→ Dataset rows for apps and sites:

====================

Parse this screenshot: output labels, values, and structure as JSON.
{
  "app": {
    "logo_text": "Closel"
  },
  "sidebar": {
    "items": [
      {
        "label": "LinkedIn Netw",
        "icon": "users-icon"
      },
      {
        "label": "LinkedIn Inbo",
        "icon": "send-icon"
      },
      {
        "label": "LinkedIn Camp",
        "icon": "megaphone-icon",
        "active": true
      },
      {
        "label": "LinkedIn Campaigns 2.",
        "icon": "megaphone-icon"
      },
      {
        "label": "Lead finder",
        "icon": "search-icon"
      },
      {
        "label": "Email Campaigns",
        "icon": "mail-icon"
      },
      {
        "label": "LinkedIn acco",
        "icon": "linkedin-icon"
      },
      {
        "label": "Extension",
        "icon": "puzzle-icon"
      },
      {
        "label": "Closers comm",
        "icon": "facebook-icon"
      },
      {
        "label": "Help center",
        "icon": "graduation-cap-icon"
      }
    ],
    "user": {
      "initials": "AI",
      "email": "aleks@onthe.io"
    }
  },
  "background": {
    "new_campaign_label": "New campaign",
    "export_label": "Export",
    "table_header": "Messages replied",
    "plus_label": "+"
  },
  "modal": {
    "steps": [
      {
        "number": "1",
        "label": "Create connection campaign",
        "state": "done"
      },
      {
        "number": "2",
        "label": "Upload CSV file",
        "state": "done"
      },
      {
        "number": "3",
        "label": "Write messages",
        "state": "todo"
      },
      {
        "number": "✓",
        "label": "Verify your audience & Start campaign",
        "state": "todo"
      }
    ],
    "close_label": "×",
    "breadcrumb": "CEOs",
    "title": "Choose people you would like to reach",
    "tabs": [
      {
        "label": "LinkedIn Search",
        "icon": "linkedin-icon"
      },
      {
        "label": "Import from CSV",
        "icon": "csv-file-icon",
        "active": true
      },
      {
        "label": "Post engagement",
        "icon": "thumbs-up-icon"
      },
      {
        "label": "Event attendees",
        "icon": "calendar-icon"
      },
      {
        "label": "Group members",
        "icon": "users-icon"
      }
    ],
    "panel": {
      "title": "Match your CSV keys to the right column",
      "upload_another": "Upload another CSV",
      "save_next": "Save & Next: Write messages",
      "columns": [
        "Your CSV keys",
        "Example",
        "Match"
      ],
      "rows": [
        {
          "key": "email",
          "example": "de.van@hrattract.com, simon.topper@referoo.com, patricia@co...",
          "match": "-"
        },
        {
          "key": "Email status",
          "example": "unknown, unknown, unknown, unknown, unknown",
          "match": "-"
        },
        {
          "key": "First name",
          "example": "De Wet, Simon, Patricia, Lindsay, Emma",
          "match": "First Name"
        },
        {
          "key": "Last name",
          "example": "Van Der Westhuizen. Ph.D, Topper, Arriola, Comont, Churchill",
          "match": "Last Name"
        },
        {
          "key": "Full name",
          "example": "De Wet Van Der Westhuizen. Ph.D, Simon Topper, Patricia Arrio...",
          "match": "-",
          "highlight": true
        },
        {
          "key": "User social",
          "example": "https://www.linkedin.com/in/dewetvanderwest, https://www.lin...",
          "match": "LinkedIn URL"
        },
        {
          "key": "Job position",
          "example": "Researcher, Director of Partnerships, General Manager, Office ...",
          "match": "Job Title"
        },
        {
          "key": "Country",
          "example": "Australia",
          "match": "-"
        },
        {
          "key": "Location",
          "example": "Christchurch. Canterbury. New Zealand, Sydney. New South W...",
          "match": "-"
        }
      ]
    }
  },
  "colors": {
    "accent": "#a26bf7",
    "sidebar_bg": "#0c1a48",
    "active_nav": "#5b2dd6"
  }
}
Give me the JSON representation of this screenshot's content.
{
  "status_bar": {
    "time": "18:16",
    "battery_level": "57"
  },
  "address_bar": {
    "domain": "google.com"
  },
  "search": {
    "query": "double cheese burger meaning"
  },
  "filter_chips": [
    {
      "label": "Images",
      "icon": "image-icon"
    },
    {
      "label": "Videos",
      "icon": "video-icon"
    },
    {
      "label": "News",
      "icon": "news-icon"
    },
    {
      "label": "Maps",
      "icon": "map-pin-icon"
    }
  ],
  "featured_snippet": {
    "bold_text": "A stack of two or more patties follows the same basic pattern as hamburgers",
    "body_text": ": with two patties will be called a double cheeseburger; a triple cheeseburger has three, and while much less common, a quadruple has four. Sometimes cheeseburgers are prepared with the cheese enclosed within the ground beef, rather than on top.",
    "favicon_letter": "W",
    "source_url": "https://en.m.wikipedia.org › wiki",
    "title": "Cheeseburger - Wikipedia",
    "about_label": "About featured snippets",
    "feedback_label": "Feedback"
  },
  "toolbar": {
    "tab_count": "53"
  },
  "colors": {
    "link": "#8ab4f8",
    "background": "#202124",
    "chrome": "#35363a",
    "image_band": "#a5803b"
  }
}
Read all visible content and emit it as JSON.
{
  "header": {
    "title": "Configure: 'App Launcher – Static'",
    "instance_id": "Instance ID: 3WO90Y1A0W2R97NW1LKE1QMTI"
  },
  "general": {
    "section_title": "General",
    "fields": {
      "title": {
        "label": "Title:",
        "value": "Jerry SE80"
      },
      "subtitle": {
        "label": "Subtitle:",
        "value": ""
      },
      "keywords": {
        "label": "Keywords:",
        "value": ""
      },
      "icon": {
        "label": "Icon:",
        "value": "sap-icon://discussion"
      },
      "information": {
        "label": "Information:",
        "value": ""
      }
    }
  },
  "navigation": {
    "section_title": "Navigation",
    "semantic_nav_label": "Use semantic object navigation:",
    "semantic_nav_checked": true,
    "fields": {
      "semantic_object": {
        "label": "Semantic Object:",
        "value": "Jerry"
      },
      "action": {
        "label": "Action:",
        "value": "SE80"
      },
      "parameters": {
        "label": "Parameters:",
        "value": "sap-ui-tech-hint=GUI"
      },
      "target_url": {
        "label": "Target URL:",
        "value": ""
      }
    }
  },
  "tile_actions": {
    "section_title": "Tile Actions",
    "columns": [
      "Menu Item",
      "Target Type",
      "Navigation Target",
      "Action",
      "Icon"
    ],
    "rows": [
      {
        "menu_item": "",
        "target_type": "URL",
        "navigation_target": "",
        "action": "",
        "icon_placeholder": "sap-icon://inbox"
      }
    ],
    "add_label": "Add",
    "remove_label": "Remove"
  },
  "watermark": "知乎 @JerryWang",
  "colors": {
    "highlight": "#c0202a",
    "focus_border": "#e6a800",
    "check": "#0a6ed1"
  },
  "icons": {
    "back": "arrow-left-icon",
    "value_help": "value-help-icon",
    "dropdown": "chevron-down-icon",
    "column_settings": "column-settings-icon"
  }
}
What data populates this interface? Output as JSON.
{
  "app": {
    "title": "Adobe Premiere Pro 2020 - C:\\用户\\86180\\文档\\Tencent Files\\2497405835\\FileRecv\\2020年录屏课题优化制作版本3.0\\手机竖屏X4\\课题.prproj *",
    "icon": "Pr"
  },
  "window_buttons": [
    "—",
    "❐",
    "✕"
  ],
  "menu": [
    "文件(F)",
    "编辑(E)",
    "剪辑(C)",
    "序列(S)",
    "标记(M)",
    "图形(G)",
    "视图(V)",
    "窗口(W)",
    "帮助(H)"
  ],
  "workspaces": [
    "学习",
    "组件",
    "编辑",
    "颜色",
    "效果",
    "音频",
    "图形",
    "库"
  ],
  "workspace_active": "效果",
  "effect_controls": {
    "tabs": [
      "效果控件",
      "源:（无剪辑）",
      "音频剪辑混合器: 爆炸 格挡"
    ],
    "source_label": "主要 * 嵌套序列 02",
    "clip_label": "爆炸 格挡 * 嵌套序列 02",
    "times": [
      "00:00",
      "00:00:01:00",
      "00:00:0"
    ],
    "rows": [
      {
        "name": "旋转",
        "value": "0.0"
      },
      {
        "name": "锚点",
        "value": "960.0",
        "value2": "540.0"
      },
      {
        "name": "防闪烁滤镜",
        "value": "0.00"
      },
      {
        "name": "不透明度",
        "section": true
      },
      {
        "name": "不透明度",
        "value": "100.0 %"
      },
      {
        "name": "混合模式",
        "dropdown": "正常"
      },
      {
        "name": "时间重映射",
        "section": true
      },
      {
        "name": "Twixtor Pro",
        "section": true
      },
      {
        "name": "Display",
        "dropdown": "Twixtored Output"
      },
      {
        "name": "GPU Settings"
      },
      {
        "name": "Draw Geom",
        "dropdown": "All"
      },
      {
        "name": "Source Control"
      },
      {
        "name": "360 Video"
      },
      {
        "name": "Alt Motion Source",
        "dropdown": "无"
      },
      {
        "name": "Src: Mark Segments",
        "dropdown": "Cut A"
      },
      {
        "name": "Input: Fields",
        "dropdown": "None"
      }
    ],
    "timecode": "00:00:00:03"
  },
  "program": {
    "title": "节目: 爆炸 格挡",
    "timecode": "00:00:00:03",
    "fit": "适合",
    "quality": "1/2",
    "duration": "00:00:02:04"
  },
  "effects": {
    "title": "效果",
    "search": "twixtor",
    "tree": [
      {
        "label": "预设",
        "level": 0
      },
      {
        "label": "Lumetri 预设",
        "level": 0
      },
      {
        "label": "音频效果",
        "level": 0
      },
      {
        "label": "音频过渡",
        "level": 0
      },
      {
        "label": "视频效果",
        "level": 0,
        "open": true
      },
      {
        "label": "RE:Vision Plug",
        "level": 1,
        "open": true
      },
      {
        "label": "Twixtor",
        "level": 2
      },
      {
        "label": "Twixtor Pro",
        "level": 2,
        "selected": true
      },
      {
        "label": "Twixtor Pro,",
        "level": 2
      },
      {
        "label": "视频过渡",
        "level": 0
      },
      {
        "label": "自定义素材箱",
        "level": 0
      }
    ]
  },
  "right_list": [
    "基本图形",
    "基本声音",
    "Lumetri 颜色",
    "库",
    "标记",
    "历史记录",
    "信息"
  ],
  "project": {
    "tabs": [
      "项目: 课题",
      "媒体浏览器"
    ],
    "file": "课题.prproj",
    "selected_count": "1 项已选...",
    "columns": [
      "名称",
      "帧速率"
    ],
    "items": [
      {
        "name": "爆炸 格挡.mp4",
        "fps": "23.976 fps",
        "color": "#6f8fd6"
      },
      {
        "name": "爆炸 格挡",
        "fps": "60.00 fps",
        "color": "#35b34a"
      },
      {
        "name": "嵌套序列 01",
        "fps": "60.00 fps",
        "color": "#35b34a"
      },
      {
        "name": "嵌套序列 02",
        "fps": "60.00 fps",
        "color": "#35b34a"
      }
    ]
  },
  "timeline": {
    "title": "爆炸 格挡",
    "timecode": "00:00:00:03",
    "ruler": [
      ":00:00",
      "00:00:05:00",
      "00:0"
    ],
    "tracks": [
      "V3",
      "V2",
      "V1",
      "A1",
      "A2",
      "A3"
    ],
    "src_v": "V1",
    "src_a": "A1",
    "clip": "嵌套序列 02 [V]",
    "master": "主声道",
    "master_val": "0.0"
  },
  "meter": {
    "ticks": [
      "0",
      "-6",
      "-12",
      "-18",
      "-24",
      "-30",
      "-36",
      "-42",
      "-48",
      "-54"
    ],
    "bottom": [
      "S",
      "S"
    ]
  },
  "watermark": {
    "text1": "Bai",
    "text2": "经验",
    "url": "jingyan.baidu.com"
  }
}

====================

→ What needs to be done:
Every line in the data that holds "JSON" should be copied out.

→ Task response:
Parse this screenshot: output labels, values, and structure as JSON.
Give me the JSON representation of this screenshot's content.
Read all visible content and emit it as JSON.
What data populates this interface? Output as JSON.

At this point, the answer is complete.